What is bioethics for, indeed what is ethics for? This introductory biographical essay gives some sense of what I have been trying to do in my life in bioethics and of some of the influences and events that have shaped its course. I explain what brought me into bioethics and science ethics and why I continue to feel that bioethics is important and worth the serious attention of anyone concerned with the future of humanity. I sketch a sort of intellectual biography which may help to situate my ideas and approach to bioethics in some seminal events in my life. These events start when I was twelve years old with the death if my parents and continue through periods as a factory worker, a salesman, a lawyer, then a student and finally a professional philosopher.

in From reason to practice in bioethics
John Harris

I talked in my essay at the beginning of this volume about my own efforts at self-improvement, a form of human enhancement which is not often discussed in the vast current literature on enhancement. In this essay I to turn to the efforts of others to effect my improvement either by friendly criticism or commentary or by sending in my direction thoughts from which I have undoubtedly benefitted and which I hope will interest and engage all readers of this book. All the chapters in this book deserve very detailed study and discussion and all are more than just commentaries or discussion pieces. I also note that each chapter is a self-contained and elegant contribution to the literature which would be worth reading in its own right quite independently of any engagement with my own approaches to the issues discussed. In this essay I say some, necessarily very brief, things, if not always in response, then at least about the very stimulating essays which comprise this book. It is part a response to my critics and part a further clarification of my philosophy.

in From reason to practice in bioethics
Bridging the gap between science and society

Never have the scope and limits of scientific freedom been more important or more under attack. New science, from artificial intelligence to genomic manipulation, creates unique opportunities to make the world a better place. But it also presents unprecedented dangers, which many believe threaten the survival of humanity and the planet. This collection, by an international and multidisciplinary group of leading thinkers, addresses three vital questions: (1) How are scientific developments impacting on human life and on the structure of societies? (2) How is science regulated, and how should it be regulated? (3) Are there ethical boundaries to scientific developments in some sensitive areas (e.g. robotic intelligence, biosecurity)? The contributors are drawn from many disciplines, and approach the issues in diverse ways to secure the widest representation of the many interests engaged. They include some of the most distinguished academics working in this field, as well as young scholars.

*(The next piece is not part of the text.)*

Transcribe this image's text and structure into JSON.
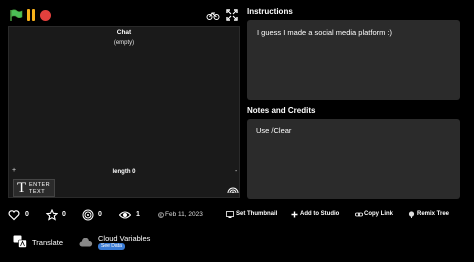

Open Access (free)
Simona Giordano, John Harris, and Lucio Piccirillo
in The freedom of scientific research
Open Access (free)
Simona Giordano, John Harris, and Lucio Piccirillo
in The freedom of scientific research